Have you ever heard of the early Daoism term WuWei?
Recently, I’ve been leaning into the idea of giving my brain space to think. Of experiencing life, rather than rushing through it, to see what it can show me. Normally, I’m trying to go a million miles an hour, fitting in as much as possible because I think I need to constantly be doing. Whereas, for the last week or so, I’ve tried to take the pressure off myself. To realise I don’t often have the answer, and the best way to get them is to let them come to me.
Then I heard of WuWei, and realised that, in a way, that’s what I’ve been trying to do. Roughly translated, wu means ‘non’ and wei means ‘forcing’. So together, WuWei is the principle of not forcing in anything that you do.
Alan Watts, who gave the original lecture on this, explains that it’s like when you watch an actor or dancer and can immediately tell when their performance is forced. And we say it doesn’t seem natural, it doesn’t ring true. WuWei isn’t the act of doing nothing, but taking action at the right moment.

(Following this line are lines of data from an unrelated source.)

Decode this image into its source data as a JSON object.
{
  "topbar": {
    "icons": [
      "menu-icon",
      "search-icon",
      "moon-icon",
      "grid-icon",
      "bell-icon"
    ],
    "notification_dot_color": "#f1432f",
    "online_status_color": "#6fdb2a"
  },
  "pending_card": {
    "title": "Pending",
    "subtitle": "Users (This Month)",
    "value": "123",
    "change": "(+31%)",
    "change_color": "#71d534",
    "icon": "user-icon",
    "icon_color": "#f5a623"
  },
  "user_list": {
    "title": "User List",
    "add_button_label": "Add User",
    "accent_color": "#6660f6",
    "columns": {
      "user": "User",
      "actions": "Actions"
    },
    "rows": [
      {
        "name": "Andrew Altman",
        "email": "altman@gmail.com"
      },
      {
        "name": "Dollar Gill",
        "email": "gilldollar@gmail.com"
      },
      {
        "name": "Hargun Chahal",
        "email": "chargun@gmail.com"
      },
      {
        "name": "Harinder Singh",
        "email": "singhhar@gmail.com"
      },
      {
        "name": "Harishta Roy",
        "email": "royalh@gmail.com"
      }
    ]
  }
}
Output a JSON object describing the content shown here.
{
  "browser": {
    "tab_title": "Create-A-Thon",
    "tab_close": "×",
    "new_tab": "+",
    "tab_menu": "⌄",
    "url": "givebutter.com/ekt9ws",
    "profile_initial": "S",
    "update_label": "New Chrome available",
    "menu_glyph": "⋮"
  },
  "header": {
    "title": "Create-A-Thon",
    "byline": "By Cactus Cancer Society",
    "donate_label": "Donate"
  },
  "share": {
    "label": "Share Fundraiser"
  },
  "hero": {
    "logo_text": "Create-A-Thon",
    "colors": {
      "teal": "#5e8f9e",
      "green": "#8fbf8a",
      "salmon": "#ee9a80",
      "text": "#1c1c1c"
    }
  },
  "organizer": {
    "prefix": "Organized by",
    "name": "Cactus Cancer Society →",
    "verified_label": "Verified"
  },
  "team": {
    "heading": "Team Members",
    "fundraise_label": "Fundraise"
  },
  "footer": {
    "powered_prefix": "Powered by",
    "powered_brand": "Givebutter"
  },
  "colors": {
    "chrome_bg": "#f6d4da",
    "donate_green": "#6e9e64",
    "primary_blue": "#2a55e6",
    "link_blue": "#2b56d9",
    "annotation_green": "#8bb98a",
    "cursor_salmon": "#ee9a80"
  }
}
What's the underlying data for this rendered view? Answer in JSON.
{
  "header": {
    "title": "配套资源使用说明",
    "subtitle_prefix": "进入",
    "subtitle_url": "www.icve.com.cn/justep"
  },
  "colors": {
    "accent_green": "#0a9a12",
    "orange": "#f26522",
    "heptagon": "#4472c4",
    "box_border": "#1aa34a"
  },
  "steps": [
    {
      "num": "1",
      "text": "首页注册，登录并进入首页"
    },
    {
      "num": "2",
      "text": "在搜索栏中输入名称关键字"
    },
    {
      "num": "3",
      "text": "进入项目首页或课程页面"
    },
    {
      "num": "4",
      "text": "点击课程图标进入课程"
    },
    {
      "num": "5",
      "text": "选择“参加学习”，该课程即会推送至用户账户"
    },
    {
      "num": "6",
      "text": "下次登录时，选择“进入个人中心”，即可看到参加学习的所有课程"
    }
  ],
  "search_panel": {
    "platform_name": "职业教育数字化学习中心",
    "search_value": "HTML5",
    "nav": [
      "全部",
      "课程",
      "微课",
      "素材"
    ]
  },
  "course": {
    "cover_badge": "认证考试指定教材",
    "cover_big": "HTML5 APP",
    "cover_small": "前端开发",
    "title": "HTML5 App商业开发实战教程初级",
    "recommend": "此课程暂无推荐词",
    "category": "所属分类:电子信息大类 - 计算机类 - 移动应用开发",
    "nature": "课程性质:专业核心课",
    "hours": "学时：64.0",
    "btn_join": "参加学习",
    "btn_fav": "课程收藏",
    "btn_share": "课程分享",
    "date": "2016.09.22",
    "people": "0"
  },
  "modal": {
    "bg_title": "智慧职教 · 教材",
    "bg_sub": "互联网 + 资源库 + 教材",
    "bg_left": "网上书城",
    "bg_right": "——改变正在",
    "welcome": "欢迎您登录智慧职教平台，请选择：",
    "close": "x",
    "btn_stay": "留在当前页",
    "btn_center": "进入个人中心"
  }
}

Of knowing when to.
The art of sailing, rather than the art of rowing.
It’s so easy to be swept up in the go, go, go mentality, but where will that take us? I’d much rather be a sailor who can enjoy the rush of the ocean, the peace of a pink sunset, and the thrill of the wind whipping past, by knowing just when to tighten a sail or let it out slightly – compared to an exhausted rower, barely moving and not seeing anything, as they’re fixated on constantly thrashing an oar against the waves.
Stuff I found in July worth recommending:
“Waiting really shouldn’t be an occupation…things will happen when they happen and not one minute sooner. That is the way of life; it runs at its own pace. Enjoy as many minutes as you can.” – Rob Kozak
Bad Habits by Ed Sheeran
On Mercury, a day is two years long.
Renee Ahdieh’s The Wrath and the Dawn.
Flash fiction prompt
Flash fiction are micro stories of around five to 1.5k words. This month’s prompt is: